It was Carradine who secured the rights to The Silent Flute, also known by its other name Circle of Iron, and created it as part tribute to Lee, but mostly a tribute to himself. The result is essentially one of those martial arts cash-ins on the reputation of the prematurely deceased star, only this was straight out of Hollywood and therefore featured far less of the action sequences than it might have done had this been made in Hong Kong. What it did have in spades was a large portion of would-be mysticism that Moore and his writers, Stirling Silliphant and Stanley Mann, allow no opportunity to extol pass by.

So for your patience you get a lot of frankly bizarre life lessons in the way of the exploding fist or whatever, which is irrevocably pretentious and at times it's not clear whether the filmmakers have much of a grasp on their material. Among the weirdness is Carradine dressed up like a monkey and providing Cord with his first trial, which in spite of what the blind version of Carradine says is not much of a humourist, or Eli Wallach as a man in a barrel of oil all the better to dissolve his lower half to rid himself of his libido. You don't know whether to laugh at this kind of thing or shake your head, and although Christopher Lee is second billed in the opening titles, don't get your hopes up: he only appears for five minutes at the end and doesn't get into any combat scenes. If you feel like expanding your consciousness, there are better ways than this, which comes across like a silly facsimile of the real thing. Music by Bruce Smeaton.
Reviewer: Graeme Clark

 

This review has been viewed 3403 time(s).

As a member you could Rate this film

 
Review Comments (0)


Untitled 1

Login
  Username:
 
  Password:
 
   
 
Forgotten your details? Enter email address in Username box and click Reminder.
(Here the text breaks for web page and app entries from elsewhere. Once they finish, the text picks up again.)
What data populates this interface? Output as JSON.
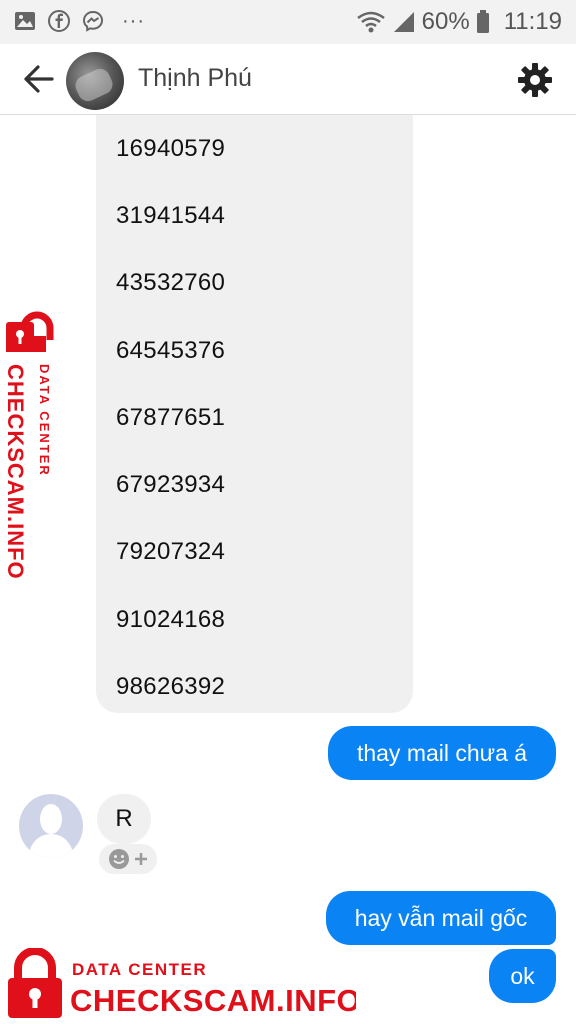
{
  "status_bar": {
    "battery": "60%",
    "time": "11:19",
    "more": "···",
    "icons": [
      "gallery-icon",
      "facebook-icon",
      "messenger-icon",
      "wifi-icon",
      "signal-icon",
      "battery-icon"
    ]
  },
  "header": {
    "contact_name": "Thịnh Phú"
  },
  "messages": {
    "numbers": [
      "16940579",
      "31941544",
      "43532760",
      "64545376",
      "67877651",
      "67923934",
      "79207324",
      "91024168",
      "98626392"
    ],
    "sent_1": "thay mail chưa á",
    "received_1": "R",
    "sent_2": "hay vẫn mail gốc",
    "sent_3": "ok"
  },
  "watermark": {
    "small": "DATA CENTER",
    "large": "CHECKSCAM.INFO"
  },
  "colors": {
    "accent": "#0a84f4",
    "bubble_gray": "#f0f0f0",
    "watermark": "#e0101a"
  }
}
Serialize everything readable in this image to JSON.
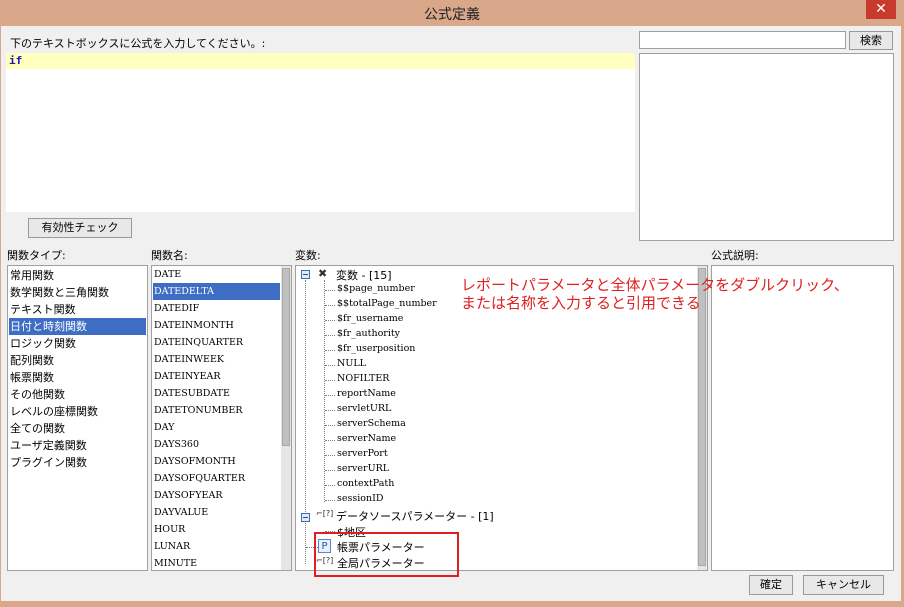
{
  "window": {
    "title": "公式定義",
    "close": "✕"
  },
  "formula": {
    "prompt": "下のテキストボックスに公式を入力してください。:",
    "text": "if",
    "validate_label": "有効性チェック"
  },
  "search": {
    "value": "",
    "button_label": "検索"
  },
  "labels": {
    "func_type": "関数タイプ:",
    "func_name": "関数名:",
    "variables": "変数:",
    "description": "公式説明:"
  },
  "func_types": [
    "常用関数",
    "数学関数と三角関数",
    "テキスト関数",
    "日付と時刻関数",
    "ロジック関数",
    "配列関数",
    "帳票関数",
    "その他関数",
    "レベルの座標関数",
    "全ての関数",
    "ユーザ定義関数",
    "プラグイン関数"
  ],
  "func_type_selected": "日付と時刻関数",
  "func_names": [
    "DATE",
    "DATEDELTA",
    "DATEDIF",
    "DATEINMONTH",
    "DATEINQUARTER",
    "DATEINWEEK",
    "DATEINYEAR",
    "DATESUBDATE",
    "DATETONUMBER",
    "DAY",
    "DAYS360",
    "DAYSOFMONTH",
    "DAYSOFQUARTER",
    "DAYSOFYEAR",
    "DAYVALUE",
    "HOUR",
    "LUNAR",
    "MINUTE"
  ],
  "func_name_selected": "DATEDELTA",
  "variables": {
    "root_label": "変数 - [15]",
    "items": [
      "$$page_number",
      "$$totalPage_number",
      "$fr_username",
      "$fr_authority",
      "$fr_userposition",
      "NULL",
      "NOFILTER",
      "reportName",
      "servletURL",
      "serverSchema",
      "serverName",
      "serverPort",
      "serverURL",
      "contextPath",
      "sessionID"
    ],
    "datasource_label": "データソースパラメーター - [1]",
    "datasource_items": [
      "$地区"
    ],
    "report_param_label": "帳票パラメーター",
    "global_param_label": "全局パラメーター"
  },
  "annotation": {
    "line1": "レポートパラメータと全体パラメータをダブルクリック、",
    "line2": "または名称を入力すると引用できる"
  },
  "footer": {
    "ok_label": "確定",
    "cancel_label": "キャンセル"
  },
  "colors": {
    "selection": "#3e6ec4",
    "annotation": "#e02020",
    "editor_highlight": "#ffffc0",
    "title_bar": "#d9a789"
  }
}
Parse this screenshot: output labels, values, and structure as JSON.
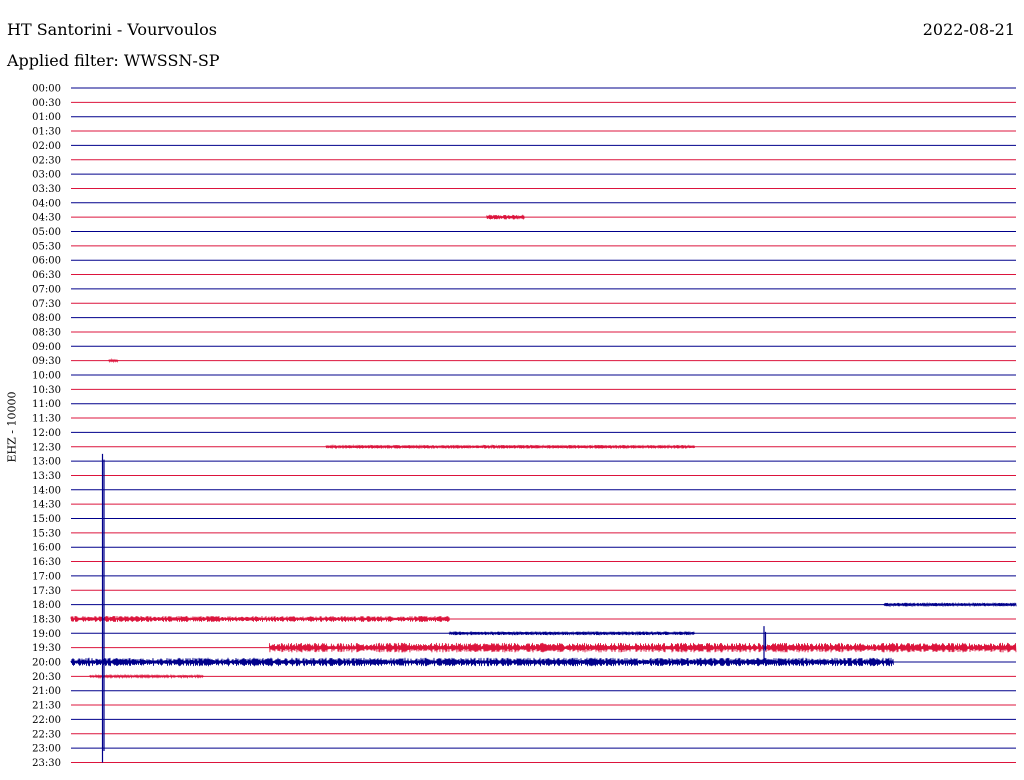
{
  "header": {
    "station": "HT Santorini - Vourvoulos",
    "filter": "Applied filter: WWSSN-SP",
    "date": "2022-08-21"
  },
  "chart_data": {
    "type": "line",
    "title": "HT Santorini - Vourvoulos",
    "subtitle": "Applied filter: WWSSN-SP",
    "ylabel": "EHZ - 10000",
    "colors": {
      "trace_a": "#00008b",
      "trace_b": "#dc143c"
    },
    "row_labels": [
      "00:00",
      "00:30",
      "01:00",
      "01:30",
      "02:00",
      "02:30",
      "03:00",
      "03:30",
      "04:00",
      "04:30",
      "05:00",
      "05:30",
      "06:00",
      "06:30",
      "07:00",
      "07:30",
      "08:00",
      "08:30",
      "09:00",
      "09:30",
      "10:00",
      "10:30",
      "11:00",
      "11:30",
      "12:00",
      "12:30",
      "13:00",
      "13:30",
      "14:00",
      "14:30",
      "15:00",
      "15:30",
      "16:00",
      "16:30",
      "17:00",
      "17:30",
      "18:00",
      "18:30",
      "19:00",
      "19:30",
      "20:00",
      "20:30",
      "21:00",
      "21:30",
      "22:00",
      "22:30",
      "23:00",
      "23:30"
    ],
    "activity": [
      {
        "row": "04:30",
        "from": 0.44,
        "to": 0.48,
        "amplitude": 2
      },
      {
        "row": "09:30",
        "from": 0.04,
        "to": 0.05,
        "amplitude": 1
      },
      {
        "row": "12:30",
        "from": 0.27,
        "to": 0.66,
        "amplitude": 1.5
      },
      {
        "row": "18:00",
        "from": 0.86,
        "to": 1.0,
        "amplitude": 1.5
      },
      {
        "row": "18:30",
        "from": 0.0,
        "to": 0.4,
        "amplitude": 2.5
      },
      {
        "row": "19:00",
        "from": 0.4,
        "to": 0.66,
        "amplitude": 1.5
      },
      {
        "row": "19:30",
        "from": 0.21,
        "to": 1.0,
        "amplitude": 4
      },
      {
        "row": "20:00",
        "from": 0.0,
        "to": 0.87,
        "amplitude": 3.5
      },
      {
        "row": "20:30",
        "from": 0.02,
        "to": 0.14,
        "amplitude": 1
      }
    ],
    "events": [
      {
        "time": "13:01",
        "peak_rows": 21
      },
      {
        "time": "19:22",
        "peak_rows": 2
      }
    ]
  }
}
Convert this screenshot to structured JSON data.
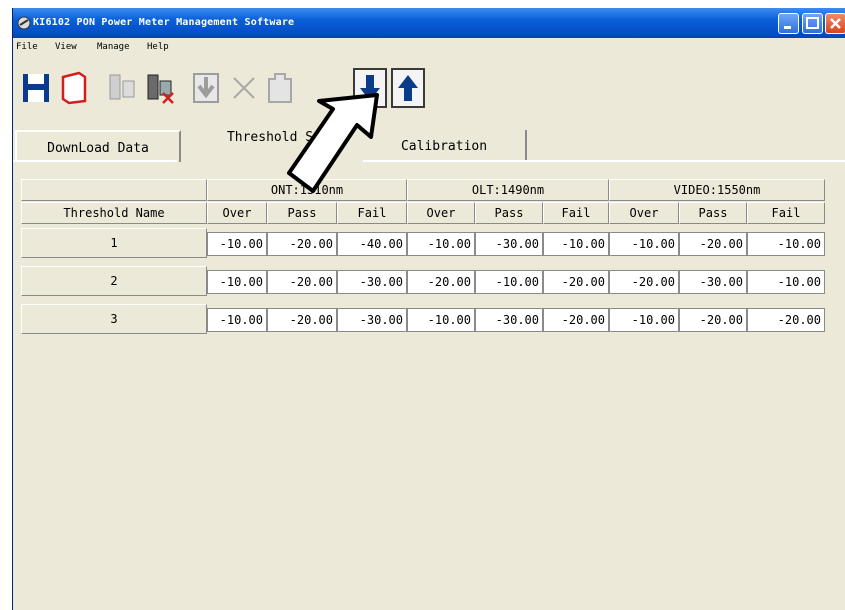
{
  "window": {
    "title": "KI6102 PON Power Meter Management Software",
    "titlebar_color": "#0a5fd8"
  },
  "menu": [
    "File",
    "View",
    "Manage",
    "Help"
  ],
  "toolbar": {
    "buttons": [
      "save-icon",
      "open-icon",
      "devices-icon",
      "disconnect-icon",
      "check-download-icon",
      "delete-icon",
      "clear-icon",
      "download-arrow-icon",
      "upload-arrow-icon"
    ]
  },
  "tabs": [
    "DownLoad Data",
    "Threshold S",
    "Calibration"
  ],
  "table": {
    "groups": [
      "ONT:1310nm",
      "OLT:1490nm",
      "VIDEO:1550nm"
    ],
    "columns": [
      "Threshold Name",
      "Over",
      "Pass",
      "Fail",
      "Over",
      "Pass",
      "Fail",
      "Over",
      "Pass",
      "Fail"
    ],
    "rows": [
      {
        "name": "1",
        "values": [
          "-10.00",
          "-20.00",
          "-40.00",
          "-10.00",
          "-30.00",
          "-10.00",
          "-10.00",
          "-20.00",
          "-10.00"
        ]
      },
      {
        "name": "2",
        "values": [
          "-10.00",
          "-20.00",
          "-30.00",
          "-20.00",
          "-10.00",
          "-20.00",
          "-20.00",
          "-30.00",
          "-10.00"
        ]
      },
      {
        "name": "3",
        "values": [
          "-10.00",
          "-20.00",
          "-30.00",
          "-10.00",
          "-30.00",
          "-20.00",
          "-10.00",
          "-20.00",
          "-20.00"
        ]
      }
    ]
  },
  "colors": {
    "accent": "#0a246a",
    "icon_blue": "#0b3c8c",
    "icon_red": "#d01f1f"
  }
}
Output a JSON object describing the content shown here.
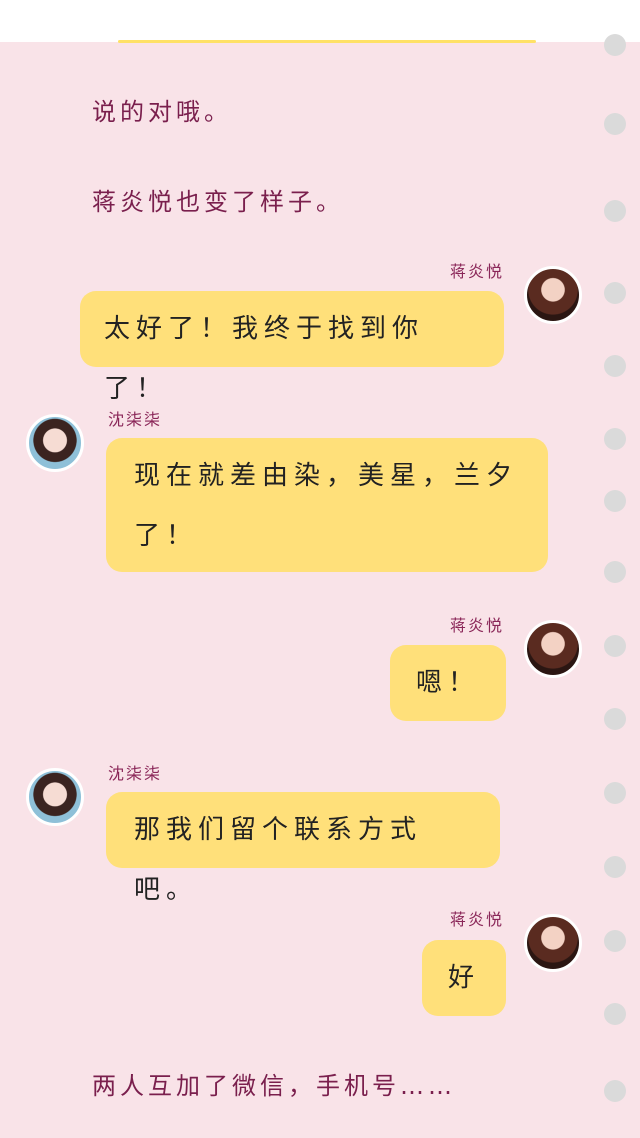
{
  "narration": [
    "说的对哦。",
    "蒋炎悦也变了样子。",
    "两人互加了微信，手机号……"
  ],
  "messages": [
    {
      "sender": "蒋炎悦",
      "text": "太好了！我终于找到你了！",
      "side": "right",
      "avatar": "avatar-jiang-yanyue"
    },
    {
      "sender": "沈柒柒",
      "text_line1": "现在就差由染，美星，兰夕",
      "text_line2": "了！",
      "side": "left",
      "avatar": "avatar-shen-qiqi"
    },
    {
      "sender": "蒋炎悦",
      "text": "嗯！",
      "side": "right",
      "avatar": "avatar-jiang-yanyue"
    },
    {
      "sender": "沈柒柒",
      "text": "那我们留个联系方式吧。",
      "side": "left",
      "avatar": "avatar-shen-qiqi"
    },
    {
      "sender": "蒋炎悦",
      "text": "好",
      "side": "right",
      "avatar": "avatar-jiang-yanyue"
    }
  ],
  "colors": {
    "background": "#f9e3e8",
    "bubble": "#ffe07a",
    "narration_text": "#7a1f4d",
    "sender_text": "#8a2658",
    "notebook_hole": "#dadada"
  }
}
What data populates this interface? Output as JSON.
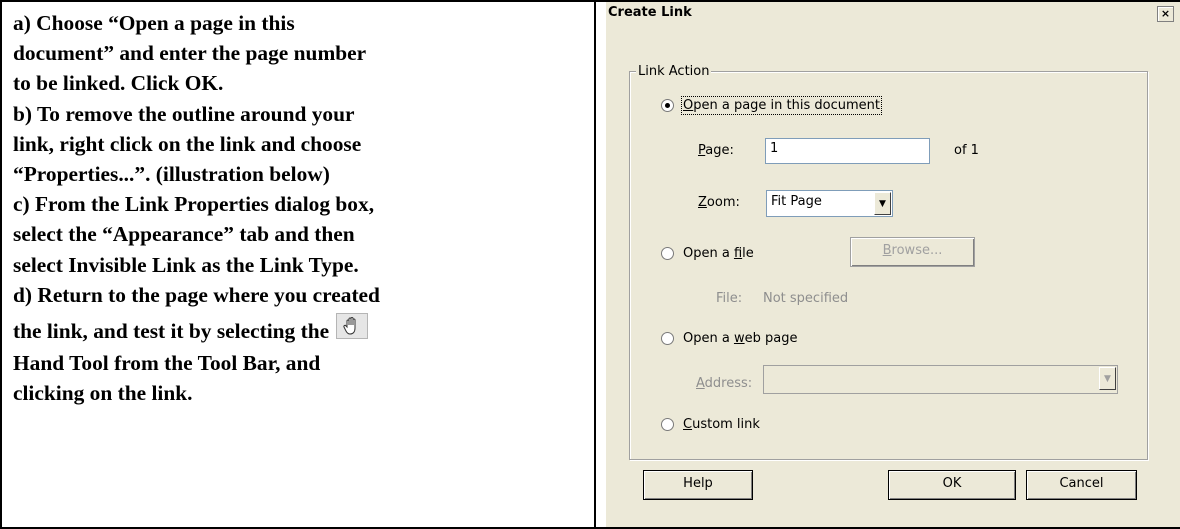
{
  "instructions": {
    "lines": [
      "a) Choose “Open a page in this",
      "document” and enter the page number",
      "to be linked. Click OK.",
      "b) To remove the outline around your",
      "link, right click on the link and choose",
      "“Properties...”. (illustration below)",
      "c) From the Link Properties dialog box,",
      "select the “Appearance” tab and then",
      "select Invisible Link as the Link Type.",
      "d) Return to the page where you created",
      "the link, and test it by selecting the",
      "Hand Tool from the Tool Bar, and",
      "clicking on the link."
    ],
    "hand_tool_icon": "hand-icon"
  },
  "dialog": {
    "title": "Create Link",
    "close_glyph": "×",
    "group_label": "Link Action",
    "options": {
      "page": {
        "pre": "",
        "key": "O",
        "post": "pen a page in this document",
        "selected": true
      },
      "file": {
        "pre": "Open a ",
        "key": "f",
        "post": "ile",
        "selected": false
      },
      "web": {
        "pre": "Open a ",
        "key": "w",
        "post": "eb page",
        "selected": false
      },
      "custom": {
        "pre": "",
        "key": "C",
        "post": "ustom link",
        "selected": false
      }
    },
    "page_field": {
      "key": "P",
      "label_rest": "age:",
      "value": "1",
      "of_text": "of 1"
    },
    "zoom_field": {
      "key": "Z",
      "label_rest": "oom:",
      "value": "Fit Page"
    },
    "browse_button": {
      "key": "B",
      "rest": "rowse..."
    },
    "file_field": {
      "label": "File:",
      "value": "Not specified"
    },
    "address_field": {
      "key": "A",
      "label_rest": "ddress:",
      "value": ""
    },
    "buttons": {
      "help": "Help",
      "ok": "OK",
      "cancel": "Cancel"
    },
    "colors": {
      "face": "#ece9d8",
      "disabled_text": "#8e8e8e",
      "input_border": "#7f9db9"
    }
  }
}
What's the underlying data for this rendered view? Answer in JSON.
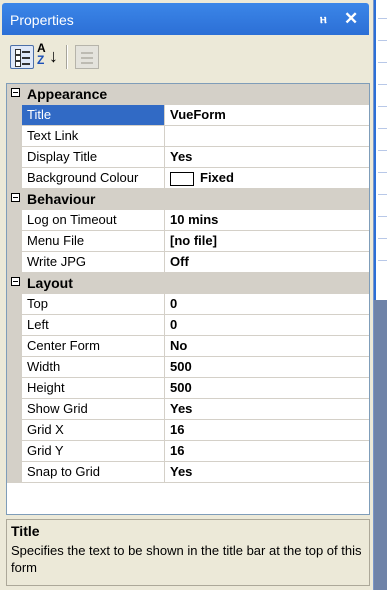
{
  "panel": {
    "title": "Properties",
    "pin_glyph": "ⲏ",
    "close_glyph": "✕"
  },
  "toolbar": {
    "categorized_icon": "categorized-icon",
    "alphabetical_icon": "alphabetical-az-icon",
    "alpha_a": "A",
    "alpha_z": "Z",
    "alpha_arrow": "↓",
    "property_pages_icon": "property-pages-icon"
  },
  "categories": [
    {
      "label": "Appearance",
      "rows": [
        {
          "name": "Title",
          "value": "VueForm",
          "selected": true
        },
        {
          "name": "Text Link",
          "value": ""
        },
        {
          "name": "Display Title",
          "value": "Yes"
        },
        {
          "name": "Background Colour",
          "value": "Fixed",
          "swatch": "#ffffff"
        }
      ]
    },
    {
      "label": "Behaviour",
      "rows": [
        {
          "name": "Log on Timeout",
          "value": "10 mins"
        },
        {
          "name": "Menu File",
          "value": "[no file]"
        },
        {
          "name": "Write JPG",
          "value": "Off"
        }
      ]
    },
    {
      "label": "Layout",
      "rows": [
        {
          "name": "Top",
          "value": "0"
        },
        {
          "name": "Left",
          "value": "0"
        },
        {
          "name": "Center Form",
          "value": "No"
        },
        {
          "name": "Width",
          "value": "500"
        },
        {
          "name": "Height",
          "value": "500"
        },
        {
          "name": "Show Grid",
          "value": "Yes"
        },
        {
          "name": "Grid X",
          "value": "16"
        },
        {
          "name": "Grid Y",
          "value": "16"
        },
        {
          "name": "Snap to Grid",
          "value": "Yes"
        }
      ]
    }
  ],
  "description": {
    "title": "Title",
    "text": "Specifies the text to be shown in the title bar at the top of this form"
  },
  "colors": {
    "titlebar": "#2c6fd6",
    "selection": "#316ac5",
    "category_bg": "#d4d0c8"
  }
}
Your details will be emailed to you.
   

Latest Poll
Which film has the best theme song?
Spectre
The Ups and Downs of a Handyman
   
 
   

Recent Visitors
Graeme Clark
Enoch Sneed
Paul Smith
  Jamie Nichols
Andrew Pragasam
George White
Darren Jones
  Butch Elliot
   

 

Last Updated: